▶ **WHAT IS REQUIRED**
Read the listing below. Then repeat it exactly.

▶ **RECORDS SUPPLIED**
▼▼▼
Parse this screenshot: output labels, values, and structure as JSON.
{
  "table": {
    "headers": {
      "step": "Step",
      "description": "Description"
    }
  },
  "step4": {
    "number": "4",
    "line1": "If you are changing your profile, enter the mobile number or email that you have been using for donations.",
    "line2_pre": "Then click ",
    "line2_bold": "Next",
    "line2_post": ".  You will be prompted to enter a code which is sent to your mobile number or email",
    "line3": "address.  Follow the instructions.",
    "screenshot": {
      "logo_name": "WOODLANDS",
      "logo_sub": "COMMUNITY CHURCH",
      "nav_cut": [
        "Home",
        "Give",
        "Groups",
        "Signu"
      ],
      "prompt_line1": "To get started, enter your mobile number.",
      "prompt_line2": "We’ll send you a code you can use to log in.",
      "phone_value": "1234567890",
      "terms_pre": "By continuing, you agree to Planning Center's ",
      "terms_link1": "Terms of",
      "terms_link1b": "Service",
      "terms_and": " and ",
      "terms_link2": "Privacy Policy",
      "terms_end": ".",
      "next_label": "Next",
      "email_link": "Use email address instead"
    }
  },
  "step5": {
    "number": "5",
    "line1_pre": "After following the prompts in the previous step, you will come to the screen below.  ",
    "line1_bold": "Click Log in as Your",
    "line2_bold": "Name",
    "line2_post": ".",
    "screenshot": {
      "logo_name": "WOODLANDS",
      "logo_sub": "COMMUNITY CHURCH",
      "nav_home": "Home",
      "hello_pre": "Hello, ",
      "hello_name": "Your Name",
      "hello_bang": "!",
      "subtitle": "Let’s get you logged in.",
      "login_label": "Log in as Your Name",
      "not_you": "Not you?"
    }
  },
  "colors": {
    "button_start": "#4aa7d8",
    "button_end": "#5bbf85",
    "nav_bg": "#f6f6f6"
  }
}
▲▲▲
▶ **ANSWER TO THE PROBLEM**
Parse this screenshot: output labels, values, and structure as JSON.
{
  "table": {
    "headers": {
      "step": "Step",
      "description": "Description"
    }
  },
  "step4": {
    "number": "4",
    "line1": "If you are changing your profile, enter the mobile number or email that you have been using for donations.",
    "line2_pre": "Then click ",
    "line2_bold": "Next",
    "line2_post": ".  You will be prompted to enter a code which is sent to your mobile number or email",
    "line3": "address.  Follow the instructions.",
    "screenshot": {
      "logo_name": "WOODLANDS",
      "logo_sub": "COMMUNITY CHURCH",
      "nav_cut": [
        "Home",
        "Give",
        "Groups",
        "Signu"
      ],
      "prompt_line1": "To get started, enter your mobile number.",
      "prompt_line2": "We’ll send you a code you can use to log in.",
      "phone_value": "1234567890",
      "terms_pre": "By continuing, you agree to Planning Center's ",
      "terms_link1": "Terms of",
      "terms_link1b": "Service",
      "terms_and": " and ",
      "terms_link2": "Privacy Policy",
      "terms_end": ".",
      "next_label": "Next",
      "email_link": "Use email address instead"
    }
  },
  "step5": {
    "number": "5",
    "line1_pre": "After following the prompts in the previous step, you will come to the screen below.  ",
    "line1_bold": "Click Log in as Your",
    "line2_bold": "Name",
    "line2_post": ".",
    "screenshot": {
      "logo_name": "WOODLANDS",
      "logo_sub": "COMMUNITY CHURCH",
      "nav_home": "Home",
      "hello_pre": "Hello, ",
      "hello_name": "Your Name",
      "hello_bang": "!",
      "subtitle": "Let’s get you logged in.",
      "login_label": "Log in as Your Name",
      "not_you": "Not you?"
    }
  },
  "colors": {
    "button_start": "#4aa7d8",
    "button_end": "#5bbf85",
    "nav_bg": "#f6f6f6"
  }
}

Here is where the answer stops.